## Source data
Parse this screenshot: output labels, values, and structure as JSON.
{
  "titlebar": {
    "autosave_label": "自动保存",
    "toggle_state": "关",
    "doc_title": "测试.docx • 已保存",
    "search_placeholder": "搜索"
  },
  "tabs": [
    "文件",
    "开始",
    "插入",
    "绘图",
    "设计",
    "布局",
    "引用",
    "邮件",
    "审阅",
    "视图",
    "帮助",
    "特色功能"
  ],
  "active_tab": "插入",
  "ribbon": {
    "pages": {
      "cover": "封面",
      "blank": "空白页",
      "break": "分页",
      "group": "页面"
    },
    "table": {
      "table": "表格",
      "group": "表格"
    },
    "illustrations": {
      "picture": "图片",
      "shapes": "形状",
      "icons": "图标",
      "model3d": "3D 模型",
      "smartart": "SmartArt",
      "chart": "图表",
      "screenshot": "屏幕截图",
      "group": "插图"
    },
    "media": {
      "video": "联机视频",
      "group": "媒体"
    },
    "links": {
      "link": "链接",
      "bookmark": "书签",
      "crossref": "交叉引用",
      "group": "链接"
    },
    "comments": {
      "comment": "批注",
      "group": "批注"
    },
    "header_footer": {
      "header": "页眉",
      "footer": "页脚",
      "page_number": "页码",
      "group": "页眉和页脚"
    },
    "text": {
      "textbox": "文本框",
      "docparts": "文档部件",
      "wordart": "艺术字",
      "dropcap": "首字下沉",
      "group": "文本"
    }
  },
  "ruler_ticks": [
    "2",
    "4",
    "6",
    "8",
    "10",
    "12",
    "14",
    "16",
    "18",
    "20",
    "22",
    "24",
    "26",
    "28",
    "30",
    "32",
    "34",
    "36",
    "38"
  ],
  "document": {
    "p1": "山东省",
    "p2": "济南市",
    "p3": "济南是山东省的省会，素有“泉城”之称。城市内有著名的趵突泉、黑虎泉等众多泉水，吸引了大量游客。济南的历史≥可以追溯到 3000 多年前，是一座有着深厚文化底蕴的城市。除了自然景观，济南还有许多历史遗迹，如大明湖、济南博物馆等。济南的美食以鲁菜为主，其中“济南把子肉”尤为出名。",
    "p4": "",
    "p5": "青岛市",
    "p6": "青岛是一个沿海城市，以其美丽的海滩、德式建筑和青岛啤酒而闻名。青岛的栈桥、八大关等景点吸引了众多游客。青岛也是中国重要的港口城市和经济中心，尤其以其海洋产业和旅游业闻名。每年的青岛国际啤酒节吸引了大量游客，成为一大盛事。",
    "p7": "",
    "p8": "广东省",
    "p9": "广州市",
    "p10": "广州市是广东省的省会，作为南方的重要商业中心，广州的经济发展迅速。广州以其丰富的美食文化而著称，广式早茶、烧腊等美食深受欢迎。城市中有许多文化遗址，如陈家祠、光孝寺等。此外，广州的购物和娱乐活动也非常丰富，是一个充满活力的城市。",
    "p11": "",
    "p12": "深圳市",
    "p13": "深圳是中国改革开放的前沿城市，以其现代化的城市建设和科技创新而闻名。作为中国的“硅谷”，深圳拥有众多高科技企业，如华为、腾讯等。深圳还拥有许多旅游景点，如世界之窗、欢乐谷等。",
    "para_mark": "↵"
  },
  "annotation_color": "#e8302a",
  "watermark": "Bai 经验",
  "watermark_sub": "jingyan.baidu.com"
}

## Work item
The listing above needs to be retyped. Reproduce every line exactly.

## Response box
Parse this screenshot: output labels, values, and structure as JSON.
{
  "titlebar": {
    "autosave_label": "自动保存",
    "toggle_state": "关",
    "doc_title": "测试.docx • 已保存",
    "search_placeholder": "搜索"
  },
  "tabs": [
    "文件",
    "开始",
    "插入",
    "绘图",
    "设计",
    "布局",
    "引用",
    "邮件",
    "审阅",
    "视图",
    "帮助",
    "特色功能"
  ],
  "active_tab": "插入",
  "ribbon": {
    "pages": {
      "cover": "封面",
      "blank": "空白页",
      "break": "分页",
      "group": "页面"
    },
    "table": {
      "table": "表格",
      "group": "表格"
    },
    "illustrations": {
      "picture": "图片",
      "shapes": "形状",
      "icons": "图标",
      "model3d": "3D 模型",
      "smartart": "SmartArt",
      "chart": "图表",
      "screenshot": "屏幕截图",
      "group": "插图"
    },
    "media": {
      "video": "联机视频",
      "group": "媒体"
    },
    "links": {
      "link": "链接",
      "bookmark": "书签",
      "crossref": "交叉引用",
      "group": "链接"
    },
    "comments": {
      "comment": "批注",
      "group": "批注"
    },
    "header_footer": {
      "header": "页眉",
      "footer": "页脚",
      "page_number": "页码",
      "group": "页眉和页脚"
    },
    "text": {
      "textbox": "文本框",
      "docparts": "文档部件",
      "wordart": "艺术字",
      "dropcap": "首字下沉",
      "group": "文本"
    }
  },
  "ruler_ticks": [
    "2",
    "4",
    "6",
    "8",
    "10",
    "12",
    "14",
    "16",
    "18",
    "20",
    "22",
    "24",
    "26",
    "28",
    "30",
    "32",
    "34",
    "36",
    "38"
  ],
  "document": {
    "p1": "山东省",
    "p2": "济南市",
    "p3": "济南是山东省的省会，素有“泉城”之称。城市内有著名的趵突泉、黑虎泉等众多泉水，吸引了大量游客。济南的历史≥可以追溯到 3000 多年前，是一座有着深厚文化底蕴的城市。除了自然景观，济南还有许多历史遗迹，如大明湖、济南博物馆等。济南的美食以鲁菜为主，其中“济南把子肉”尤为出名。",
    "p4": "",
    "p5": "青岛市",
    "p6": "青岛是一个沿海城市，以其美丽的海滩、德式建筑和青岛啤酒而闻名。青岛的栈桥、八大关等景点吸引了众多游客。青岛也是中国重要的港口城市和经济中心，尤其以其海洋产业和旅游业闻名。每年的青岛国际啤酒节吸引了大量游客，成为一大盛事。",
    "p7": "",
    "p8": "广东省",
    "p9": "广州市",
    "p10": "广州市是广东省的省会，作为南方的重要商业中心，广州的经济发展迅速。广州以其丰富的美食文化而著称，广式早茶、烧腊等美食深受欢迎。城市中有许多文化遗址，如陈家祠、光孝寺等。此外，广州的购物和娱乐活动也非常丰富，是一个充满活力的城市。",
    "p11": "",
    "p12": "深圳市",
    "p13": "深圳是中国改革开放的前沿城市，以其现代化的城市建设和科技创新而闻名。作为中国的“硅谷”，深圳拥有众多高科技企业，如华为、腾讯等。深圳还拥有许多旅游景点，如世界之窗、欢乐谷等。",
    "para_mark": "↵"
  },
  "annotation_color": "#e8302a",
  "watermark": "Bai 经验",
  "watermark_sub": "jingyan.baidu.com"
}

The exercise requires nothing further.